PARACHUTE, Colo.- - HB1265 clarifies that for public and private schools or childcare facilities, the property line is the measuring point rather than the actual building. This would apply to any new oil and gas facilities.
The current Colorado law requires oil and gas facilities be 1,000 feet away from any high occupancy buildings. These are things like hospitals, schools, or apartment buildings. HB1256 is only concerned with the distance from schools. Supporters believe by making the measurement point the property line will protect children on playgrounds or athletic fields. "It's just to protect health and the safety of children on school ground, not just in their school building," says Leslie Robinson, the chair of the Grand Valley Citizens Alliance.
The bill hopes to protect children from any potential hazards an oil and gas facility may have, according to supporters. "In fact, in 2016 there were over 110 spills that occurred within 1,000 feet of an occupied structure. I just think there is a recognition that these operations are dangerous, and accidents can happen," says Mike Foote (D), a member of the Colorado House of Representatives and proponent of the bill.
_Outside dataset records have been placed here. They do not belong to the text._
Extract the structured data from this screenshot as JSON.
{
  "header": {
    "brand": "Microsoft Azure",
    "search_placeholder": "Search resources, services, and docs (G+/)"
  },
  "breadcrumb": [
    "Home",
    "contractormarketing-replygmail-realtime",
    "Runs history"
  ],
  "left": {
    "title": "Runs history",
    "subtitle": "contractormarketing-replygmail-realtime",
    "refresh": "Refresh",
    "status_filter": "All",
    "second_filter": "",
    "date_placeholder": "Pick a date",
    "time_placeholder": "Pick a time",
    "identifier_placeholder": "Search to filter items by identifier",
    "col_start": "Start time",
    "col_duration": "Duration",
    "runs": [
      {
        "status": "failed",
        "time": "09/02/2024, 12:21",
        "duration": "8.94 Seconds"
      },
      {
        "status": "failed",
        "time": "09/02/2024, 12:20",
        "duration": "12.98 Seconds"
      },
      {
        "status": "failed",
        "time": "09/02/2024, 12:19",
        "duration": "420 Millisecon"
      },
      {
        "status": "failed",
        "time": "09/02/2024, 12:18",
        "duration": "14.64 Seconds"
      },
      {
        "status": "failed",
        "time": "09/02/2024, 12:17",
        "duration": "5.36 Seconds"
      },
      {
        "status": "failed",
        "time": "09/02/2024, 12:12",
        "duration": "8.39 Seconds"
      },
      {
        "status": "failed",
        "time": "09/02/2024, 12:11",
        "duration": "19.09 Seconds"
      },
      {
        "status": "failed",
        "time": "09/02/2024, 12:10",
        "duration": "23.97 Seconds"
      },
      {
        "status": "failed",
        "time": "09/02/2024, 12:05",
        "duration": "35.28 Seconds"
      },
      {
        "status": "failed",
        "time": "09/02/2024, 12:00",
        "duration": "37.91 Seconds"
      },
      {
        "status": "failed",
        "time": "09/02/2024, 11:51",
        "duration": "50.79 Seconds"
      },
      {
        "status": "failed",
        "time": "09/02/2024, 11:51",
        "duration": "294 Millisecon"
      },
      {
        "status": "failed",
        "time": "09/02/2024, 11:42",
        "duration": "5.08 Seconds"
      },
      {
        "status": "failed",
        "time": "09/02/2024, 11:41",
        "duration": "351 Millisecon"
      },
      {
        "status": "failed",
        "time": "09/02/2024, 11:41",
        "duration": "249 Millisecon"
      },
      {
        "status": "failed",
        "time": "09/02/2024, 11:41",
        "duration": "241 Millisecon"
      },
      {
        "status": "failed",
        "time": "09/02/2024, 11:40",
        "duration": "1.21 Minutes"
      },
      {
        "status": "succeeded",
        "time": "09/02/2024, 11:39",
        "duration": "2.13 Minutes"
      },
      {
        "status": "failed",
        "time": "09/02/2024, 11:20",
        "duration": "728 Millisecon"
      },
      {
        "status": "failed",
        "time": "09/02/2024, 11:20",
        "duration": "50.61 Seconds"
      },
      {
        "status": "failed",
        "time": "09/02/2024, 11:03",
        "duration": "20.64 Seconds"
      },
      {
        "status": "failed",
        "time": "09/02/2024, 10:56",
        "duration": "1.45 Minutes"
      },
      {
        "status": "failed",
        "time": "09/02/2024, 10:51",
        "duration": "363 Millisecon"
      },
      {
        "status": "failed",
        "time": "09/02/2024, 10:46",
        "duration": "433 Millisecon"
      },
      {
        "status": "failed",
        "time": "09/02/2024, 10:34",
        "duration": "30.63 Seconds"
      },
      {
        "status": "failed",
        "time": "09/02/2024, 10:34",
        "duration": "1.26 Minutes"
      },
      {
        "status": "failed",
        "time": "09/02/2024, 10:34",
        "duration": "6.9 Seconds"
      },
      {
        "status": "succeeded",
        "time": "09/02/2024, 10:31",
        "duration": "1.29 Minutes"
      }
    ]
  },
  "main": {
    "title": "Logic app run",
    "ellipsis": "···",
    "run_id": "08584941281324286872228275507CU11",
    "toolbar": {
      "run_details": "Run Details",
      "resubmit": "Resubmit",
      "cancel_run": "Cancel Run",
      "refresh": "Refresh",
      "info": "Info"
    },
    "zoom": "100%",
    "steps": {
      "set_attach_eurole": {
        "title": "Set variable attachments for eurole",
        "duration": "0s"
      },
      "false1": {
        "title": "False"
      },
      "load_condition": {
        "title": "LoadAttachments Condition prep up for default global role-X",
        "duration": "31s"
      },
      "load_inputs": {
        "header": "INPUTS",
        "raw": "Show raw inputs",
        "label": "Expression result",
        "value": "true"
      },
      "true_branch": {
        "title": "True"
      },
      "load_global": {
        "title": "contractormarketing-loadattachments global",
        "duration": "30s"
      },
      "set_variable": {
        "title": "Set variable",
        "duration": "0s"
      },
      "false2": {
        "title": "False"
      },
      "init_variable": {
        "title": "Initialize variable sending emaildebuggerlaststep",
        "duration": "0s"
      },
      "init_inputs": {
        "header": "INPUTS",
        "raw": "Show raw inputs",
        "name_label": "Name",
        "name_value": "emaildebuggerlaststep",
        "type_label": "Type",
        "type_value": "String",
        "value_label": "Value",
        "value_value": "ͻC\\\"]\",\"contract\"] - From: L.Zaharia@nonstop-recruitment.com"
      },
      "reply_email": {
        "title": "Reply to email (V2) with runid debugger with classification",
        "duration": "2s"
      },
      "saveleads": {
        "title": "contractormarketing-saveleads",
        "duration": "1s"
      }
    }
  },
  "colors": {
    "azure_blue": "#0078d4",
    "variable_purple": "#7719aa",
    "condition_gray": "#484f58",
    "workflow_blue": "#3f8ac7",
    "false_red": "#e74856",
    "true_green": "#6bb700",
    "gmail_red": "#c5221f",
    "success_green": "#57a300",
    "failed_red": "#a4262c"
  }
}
There are examples of oil and gas facilities being placed within 1,000 feet of school property. A proposed pad near Grand Valley High School also happens to be close to resident Dutch Wierenga. "I don't really want to see it but, you know, I'm not against drilling for gas," says Wierenga. He mentioned his biggest concern about the project is the high school students safety.
The company proposing this new pad location is the Ursa Resources Group. According to their Vice President Don Simpson, they have taken the Grand Valley High School Board on a tour of an active drilling site. He does not see the need for this small change to the current law. "I personally attended an elementary school that was in the middle of an oil and gas field, and there were no ill effects for anyone that I knew of," says Simpson.
Emily Hornback, the community organizer with Western Colorado Congress, says since this clarification to the law only applies to new facilities it should be implemented sooner rather than later. "We aren't saying anything about any particular operator, we just know that there are accidents that happen and we want to make sure that there's enough protection and buffer between that and kids," says Hornback.
The bill will go before the House Committee this Thursday, with Hornback and Robinson heading to Denver to testify for it.